FCC approves controversial net neutrality rules

FCC approves controversial ‘net neutrality’ rules (CNN)

The Federal Communications Commission on Tuesday approved “high-level rules of the road” designed to ensure that internet providers grant everyone equal access to the Web.  But the 3-2 vote immediately came under attack from both flanks, with internet-freedom advocates saying the new rules don’t go far enough and critics saying the government should stay out of online business altogether.

“Today’s decision will help preserve the free and open nature of the Internet while encouraging innovation, protecting consumer choice, and defending free speech,” Obama said.

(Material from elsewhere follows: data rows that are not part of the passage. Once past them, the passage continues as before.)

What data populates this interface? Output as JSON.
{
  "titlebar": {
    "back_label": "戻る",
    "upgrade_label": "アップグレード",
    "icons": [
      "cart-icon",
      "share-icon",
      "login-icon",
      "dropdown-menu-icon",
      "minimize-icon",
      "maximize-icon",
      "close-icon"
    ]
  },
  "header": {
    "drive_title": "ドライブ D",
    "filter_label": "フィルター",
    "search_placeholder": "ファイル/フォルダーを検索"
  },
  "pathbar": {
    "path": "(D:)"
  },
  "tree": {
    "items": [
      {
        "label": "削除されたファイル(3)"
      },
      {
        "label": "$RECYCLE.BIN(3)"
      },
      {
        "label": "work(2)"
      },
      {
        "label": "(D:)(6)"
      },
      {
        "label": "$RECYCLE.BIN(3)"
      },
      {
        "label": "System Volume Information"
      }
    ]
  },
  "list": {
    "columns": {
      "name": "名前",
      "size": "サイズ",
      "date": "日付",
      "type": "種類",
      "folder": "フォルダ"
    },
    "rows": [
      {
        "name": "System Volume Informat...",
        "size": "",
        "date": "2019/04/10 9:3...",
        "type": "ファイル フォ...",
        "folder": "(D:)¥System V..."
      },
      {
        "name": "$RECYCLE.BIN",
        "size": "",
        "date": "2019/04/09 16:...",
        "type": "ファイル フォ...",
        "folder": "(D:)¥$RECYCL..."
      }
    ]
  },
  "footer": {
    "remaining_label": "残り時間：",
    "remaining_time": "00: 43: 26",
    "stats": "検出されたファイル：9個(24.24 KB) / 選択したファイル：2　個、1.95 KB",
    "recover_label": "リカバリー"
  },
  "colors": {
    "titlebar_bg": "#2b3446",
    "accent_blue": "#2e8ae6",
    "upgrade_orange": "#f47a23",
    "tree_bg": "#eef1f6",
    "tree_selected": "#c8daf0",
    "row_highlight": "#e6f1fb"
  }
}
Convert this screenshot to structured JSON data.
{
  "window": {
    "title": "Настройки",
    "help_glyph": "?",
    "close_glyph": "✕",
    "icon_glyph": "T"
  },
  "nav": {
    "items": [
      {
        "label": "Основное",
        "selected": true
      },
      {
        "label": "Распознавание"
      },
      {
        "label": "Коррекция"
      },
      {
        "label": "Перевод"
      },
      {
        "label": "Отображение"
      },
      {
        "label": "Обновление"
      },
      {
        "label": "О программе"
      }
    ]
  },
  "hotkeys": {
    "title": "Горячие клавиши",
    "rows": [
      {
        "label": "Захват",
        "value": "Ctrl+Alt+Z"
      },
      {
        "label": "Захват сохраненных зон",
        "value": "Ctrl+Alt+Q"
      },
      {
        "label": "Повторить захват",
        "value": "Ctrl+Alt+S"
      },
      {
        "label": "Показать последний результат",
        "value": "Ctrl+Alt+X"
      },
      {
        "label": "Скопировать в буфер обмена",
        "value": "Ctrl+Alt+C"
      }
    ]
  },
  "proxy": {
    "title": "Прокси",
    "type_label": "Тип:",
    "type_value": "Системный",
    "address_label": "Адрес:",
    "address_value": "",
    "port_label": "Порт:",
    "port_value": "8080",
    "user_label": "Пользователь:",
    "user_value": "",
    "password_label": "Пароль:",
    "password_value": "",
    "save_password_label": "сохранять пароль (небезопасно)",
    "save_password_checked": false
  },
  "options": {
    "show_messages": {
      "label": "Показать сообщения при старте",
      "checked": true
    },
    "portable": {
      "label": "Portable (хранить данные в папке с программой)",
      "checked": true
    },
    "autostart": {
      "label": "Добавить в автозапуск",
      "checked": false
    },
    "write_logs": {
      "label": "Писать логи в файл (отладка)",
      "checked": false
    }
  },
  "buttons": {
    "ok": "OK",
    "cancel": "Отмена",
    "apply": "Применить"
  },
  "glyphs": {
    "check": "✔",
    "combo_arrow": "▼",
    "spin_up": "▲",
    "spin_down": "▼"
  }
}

Sen. Al Franken, a Minnesota Democrat and one of Congress’ most vocal net-neutrality advocates, calls the issue “the most important free-speech issue of our time.”

Commissioner Robert McDowell, a Republican, called the vote a “radical step” and said it puts the FCC “on a collision course” with the courts, which he predicted will throw the rules out. Republicans have largely argued the government has no right to interfere with business practices online. McDowell said “nothing is broken in the internet-access market that needs fixing.”

Mission Statement – FCC 

To be an agent of positive change, striving for continuous improvement in FCC’s management and program operations.

Comments are closed.